If you have been a victim of physical abuse or threatened abuse, you may be able to get a protective order that tells the person who hurt or threatened you to leave you and your children alone. There are various types of protective orders with different rules, so read the instructions carefully or consult an attorney to help you determine the appropriate type of order for your circumstance. You may also want to contact the Domestic Violence center nearest you for immediate assistance (see "Getting Help & Additional Resources" section below). or view the Protection from Abuse videos available from Legal Aid of Oregon at​​.
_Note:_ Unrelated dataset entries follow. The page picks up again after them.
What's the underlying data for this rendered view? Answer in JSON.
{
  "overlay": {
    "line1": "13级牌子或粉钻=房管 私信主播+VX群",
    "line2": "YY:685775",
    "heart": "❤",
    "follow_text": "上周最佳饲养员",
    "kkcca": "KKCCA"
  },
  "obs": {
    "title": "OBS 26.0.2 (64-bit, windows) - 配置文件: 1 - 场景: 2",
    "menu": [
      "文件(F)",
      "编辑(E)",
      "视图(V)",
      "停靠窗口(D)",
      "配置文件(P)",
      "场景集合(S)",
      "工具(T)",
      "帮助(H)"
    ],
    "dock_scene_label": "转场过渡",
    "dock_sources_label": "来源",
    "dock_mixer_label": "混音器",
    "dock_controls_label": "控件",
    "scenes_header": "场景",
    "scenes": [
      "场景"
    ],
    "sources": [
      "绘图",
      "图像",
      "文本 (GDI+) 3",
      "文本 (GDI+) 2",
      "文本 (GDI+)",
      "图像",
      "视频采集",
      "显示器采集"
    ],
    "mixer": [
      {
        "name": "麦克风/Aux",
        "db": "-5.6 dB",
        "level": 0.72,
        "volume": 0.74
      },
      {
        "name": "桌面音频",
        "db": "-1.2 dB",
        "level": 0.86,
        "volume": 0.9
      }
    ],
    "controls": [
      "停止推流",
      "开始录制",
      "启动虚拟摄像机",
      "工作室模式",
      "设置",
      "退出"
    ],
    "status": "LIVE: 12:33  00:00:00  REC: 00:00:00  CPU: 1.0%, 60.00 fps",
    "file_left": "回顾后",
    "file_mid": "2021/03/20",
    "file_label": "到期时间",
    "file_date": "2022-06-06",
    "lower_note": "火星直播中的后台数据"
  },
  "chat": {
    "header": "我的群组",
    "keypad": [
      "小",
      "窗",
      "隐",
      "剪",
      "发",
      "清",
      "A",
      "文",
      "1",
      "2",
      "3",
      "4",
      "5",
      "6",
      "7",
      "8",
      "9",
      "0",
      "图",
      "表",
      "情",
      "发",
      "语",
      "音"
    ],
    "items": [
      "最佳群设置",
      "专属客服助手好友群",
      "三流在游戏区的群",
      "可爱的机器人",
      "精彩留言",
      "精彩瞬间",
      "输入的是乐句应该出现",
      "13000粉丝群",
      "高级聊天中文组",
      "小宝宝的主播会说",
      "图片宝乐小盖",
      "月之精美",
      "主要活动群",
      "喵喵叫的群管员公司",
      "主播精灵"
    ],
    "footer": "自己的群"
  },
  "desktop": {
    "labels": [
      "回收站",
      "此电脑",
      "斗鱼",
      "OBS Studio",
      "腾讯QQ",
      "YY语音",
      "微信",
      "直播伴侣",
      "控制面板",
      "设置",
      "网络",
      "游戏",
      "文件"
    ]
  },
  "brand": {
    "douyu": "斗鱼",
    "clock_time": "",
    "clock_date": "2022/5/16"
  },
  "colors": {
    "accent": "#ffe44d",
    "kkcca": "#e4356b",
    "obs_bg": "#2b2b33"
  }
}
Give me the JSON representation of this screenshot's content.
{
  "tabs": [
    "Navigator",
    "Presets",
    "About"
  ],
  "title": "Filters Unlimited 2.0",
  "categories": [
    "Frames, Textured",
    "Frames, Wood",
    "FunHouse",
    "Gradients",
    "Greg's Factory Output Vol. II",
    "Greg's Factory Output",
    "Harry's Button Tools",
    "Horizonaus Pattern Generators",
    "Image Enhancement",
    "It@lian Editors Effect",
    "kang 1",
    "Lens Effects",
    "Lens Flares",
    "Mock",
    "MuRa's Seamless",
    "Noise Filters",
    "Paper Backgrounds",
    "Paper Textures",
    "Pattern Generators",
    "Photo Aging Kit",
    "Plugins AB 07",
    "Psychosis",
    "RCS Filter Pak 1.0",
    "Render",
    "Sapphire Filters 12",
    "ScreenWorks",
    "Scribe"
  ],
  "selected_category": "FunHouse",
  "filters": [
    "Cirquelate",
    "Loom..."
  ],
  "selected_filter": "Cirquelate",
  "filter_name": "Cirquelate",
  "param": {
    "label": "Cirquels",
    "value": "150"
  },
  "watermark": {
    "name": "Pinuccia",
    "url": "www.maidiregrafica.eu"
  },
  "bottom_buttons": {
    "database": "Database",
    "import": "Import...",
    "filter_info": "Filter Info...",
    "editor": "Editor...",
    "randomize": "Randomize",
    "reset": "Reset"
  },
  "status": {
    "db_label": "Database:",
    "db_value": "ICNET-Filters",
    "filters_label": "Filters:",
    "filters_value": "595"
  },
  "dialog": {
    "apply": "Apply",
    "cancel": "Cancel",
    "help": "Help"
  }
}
Family Abuse Prevention Act (FAPA) Restraining Order

This process is intended to provide you with protection from abuse by family, household members, or someone with whom you have had a sexual relationship. The abuse must have been committed within the last 180 days.

Elderly Persons and persons with disabilities abuse prevention act (EPPDAPA)

If you are a person with disabilities, or if you are 65 years of age or older and not a resident of a long-term care facility, you may be eligible for this restraining order. A restraining order is an order of the court that restricts the person named in the order to stop threatening or abusing and to stay away from you.

Sexual Abuse Protective Order (SAPO)

This is available in certain cases where a person was subjected to unwanted sexual abuse by another person who is not a family member or intimate partner.

Stalking Protective Order

You can get a Stalking Protective Order if you and/or a member of your immediate family or household are being stalked. Stalking is usually characterized by a pattern of intentionally, knowingly, or recklessly alarming or coercing another person, or engaging in unwanted and repeated contact.

Family Law Facilitator

The family law facilitator helps people who do not have an attorney file divorce and custody paperwork. Our facilitator is generally located in Pendleton, but also spends one day a week in Hermiston, and may be available in Heppner on an as-needed basis. To schedule an appointment, please call 541.278.0341 x 3240.

The facilitator CAN:

  • Explain what court forms are available and what each costs, if anything.
  • Explain general court procedures and processes in Family Law cases.
  • Review your paperwork for completeness.

The facilitator CANNOT:

  • Give legal advice, or tell you what to write in your paperwork. If you need this kind of help, you should consult an attorney.
  • Fill out paperwork for you.

Family law cases can be very complicated. Court staff CANNOT provide legal advice, fill out your forms for you, or tell you what to say in court. If you need assistance, please contact an attorney. You may also find helpful links and phone numbers on our Family Law Resources List.

Legal Aid of Oregon

Legal Aid of Oregon is a non-profit corporation that provides free legal assistance to low income clients with non-criminal problems. Please call the number below to schedule an appointment.

Pendleton Office: 541.276.6685 or 800.843.1115

Check out free resources available at​.

Oregon State Bar Association

The Oregon State Bar Association can refer you to a local attorney specializing in the area of law you need. The Bar website also has other information about various legal topics.

Lawyer Referral: 800.542.7636

Domestic Violence

If you are a victim of domestic violence, you can contact one of the local centers for emergency help and information.

East Side of County (Pendleton) 541.276.3322
West Side of County (Hermiston) 541.567.0424

You can also view the Protection from Abuse videos available from Legal Aid of Oregon at​​.​